TASK TO CARRY OUT:
Copy each line of the entries below that contains the string "name".

[Opening DATA TO EXAMINE section]

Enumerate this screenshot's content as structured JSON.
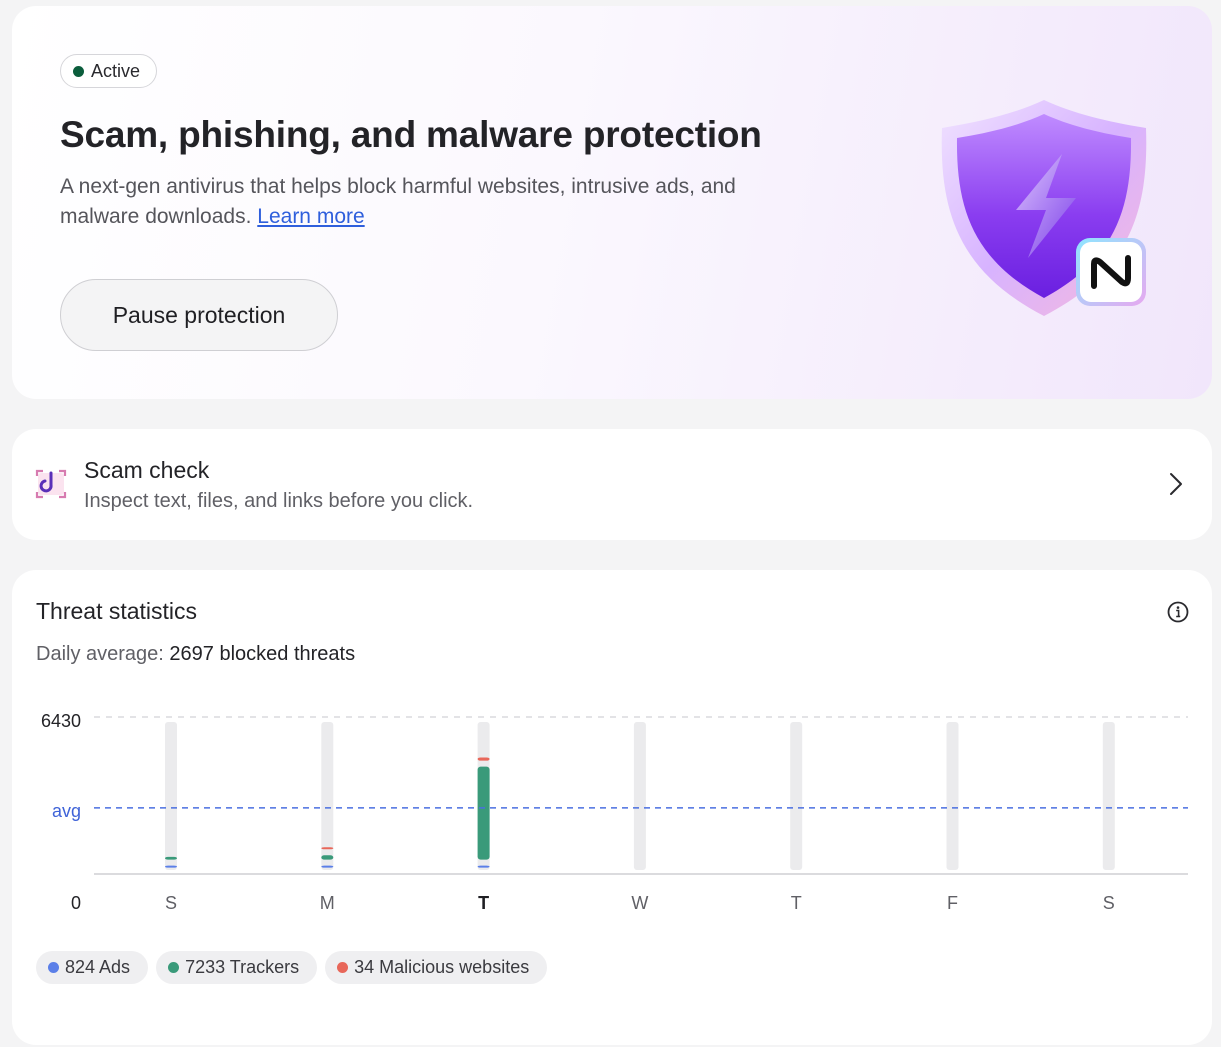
{
  "hero": {
    "status": "Active",
    "status_color": "#0b5d3c",
    "title": "Scam, phishing, and malware protection",
    "description": "A next-gen antivirus that helps block harmful websites, intrusive ads, and malware downloads.",
    "learn_more": "Learn more",
    "pause_button": "Pause protection",
    "shield_icon": "shield-lightning-icon",
    "badge_icon": "nordvpn-logo-icon"
  },
  "scam_check": {
    "title": "Scam check",
    "subtitle": "Inspect text, files, and links before you click.",
    "icon": "scan-hook-icon"
  },
  "threats": {
    "title": "Threat statistics",
    "daily_label": "Daily average:",
    "daily_value": "2697 blocked threats",
    "legend": [
      {
        "label": "824 Ads",
        "color": "#5b7fe8"
      },
      {
        "label": "7233 Trackers",
        "color": "#3a9a7a"
      },
      {
        "label": "34 Malicious websites",
        "color": "#e8675a"
      }
    ]
  },
  "chart_data": {
    "type": "bar",
    "stacked": true,
    "categories": [
      "S",
      "M",
      "T",
      "W",
      "T",
      "F",
      "S"
    ],
    "highlight_category_index": 2,
    "y_max_label": "6430",
    "y_min_label": "0",
    "avg_label": "avg",
    "ylim": [
      0,
      6430
    ],
    "avg_value": 2697,
    "series": [
      {
        "name": "Ads",
        "color": "#5b7fe8",
        "values": [
          320,
          320,
          320,
          0,
          0,
          0,
          0
        ]
      },
      {
        "name": "Trackers",
        "color": "#3a9a7a",
        "values": [
          380,
          450,
          4300,
          0,
          0,
          0,
          0
        ]
      },
      {
        "name": "Malicious websites",
        "color": "#e8675a",
        "values": [
          0,
          350,
          400,
          0,
          0,
          0,
          0
        ]
      }
    ]
  }
}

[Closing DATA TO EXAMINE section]

WRITTEN ANSWER:
        "name": "Ads",
        "name": "Trackers",
        "name": "Malicious websites",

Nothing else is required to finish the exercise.